Everyone has a “blind spot” while driving – but combined with visual impairments, driving is a daily activity that can put us in danger. As more and more people develop vision problems, driving poses an increasing risk to not only those drivers, but also to everyone else on the road.
A study from the Netherlands indicates that impaired visual functions, including limited visual acuity, reduced field of vision, color blindness, reduced contrast sensitivity (depth perception), increased glare sensitivity and night-blindness, significantly influence driving behavior. Similarly, a report showed the number of drivers in the UK who have had their driver’s license revoked due to failing eyesight doubled from 2006 to 2011. Numerous visual impairments develop as people age, but since this progression is over a long period of time, people don’t always understand their eyesight could be impeding their ability to drive.
Still, it’s widely understood that in driving – a vision-based activity – visual health of the driver should be considered fundamental. Countries around the world have acknowledged this, but the varying standards do not give priority to its importance. The Netherlands considered, at one point, introducing an obligatory eye exam for car drivers over the age of 45. The American Optometric Association pointed out that while some states do require vision screening for driver’s license renewal, there is no standardized age at which that is required – and it’s not a requirement in all states. A 2016 study noted that in India, field of vision and color blindness tests are not part of the vision requirement standards for safe driving.
So, what can we do? The goal is two-fold.
First, we must continue to increase awareness of the benefits of the comprehensive eye exam. When drivers have an annual eye exam, they become aware of any changes to their vision and can take the appropriate steps to mitigate impairments. This specific action could result in a reduction in the overall loss due to traffic accidents, including loss of life. After all, 90% of the information from the driving environment is received by the eyes alone.
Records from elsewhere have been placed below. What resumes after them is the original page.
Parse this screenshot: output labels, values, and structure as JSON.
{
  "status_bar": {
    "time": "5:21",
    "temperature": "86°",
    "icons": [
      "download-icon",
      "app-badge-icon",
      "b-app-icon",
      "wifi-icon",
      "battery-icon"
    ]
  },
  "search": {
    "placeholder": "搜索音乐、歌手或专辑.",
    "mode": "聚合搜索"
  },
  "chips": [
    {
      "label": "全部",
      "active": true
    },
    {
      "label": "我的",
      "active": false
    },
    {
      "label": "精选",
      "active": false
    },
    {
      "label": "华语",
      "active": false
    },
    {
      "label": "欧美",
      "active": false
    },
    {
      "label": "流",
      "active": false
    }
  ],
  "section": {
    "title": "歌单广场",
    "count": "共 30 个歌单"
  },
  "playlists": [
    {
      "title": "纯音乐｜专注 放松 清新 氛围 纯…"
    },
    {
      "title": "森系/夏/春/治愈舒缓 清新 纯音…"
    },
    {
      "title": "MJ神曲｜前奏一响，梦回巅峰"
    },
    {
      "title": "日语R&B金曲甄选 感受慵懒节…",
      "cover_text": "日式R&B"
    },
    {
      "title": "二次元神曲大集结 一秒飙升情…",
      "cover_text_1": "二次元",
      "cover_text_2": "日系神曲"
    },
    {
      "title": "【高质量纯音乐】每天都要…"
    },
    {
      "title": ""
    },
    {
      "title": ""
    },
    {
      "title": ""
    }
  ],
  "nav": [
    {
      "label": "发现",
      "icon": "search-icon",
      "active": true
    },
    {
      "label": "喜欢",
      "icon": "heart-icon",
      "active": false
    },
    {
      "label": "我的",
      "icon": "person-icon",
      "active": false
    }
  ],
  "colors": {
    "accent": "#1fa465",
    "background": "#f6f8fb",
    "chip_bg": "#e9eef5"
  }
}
Second, join us in advocating to community leaders the need to establish standards for vision testing of drivers. Together, we can improve the safety of our roads around the world – and continue Giving Vision a Voice.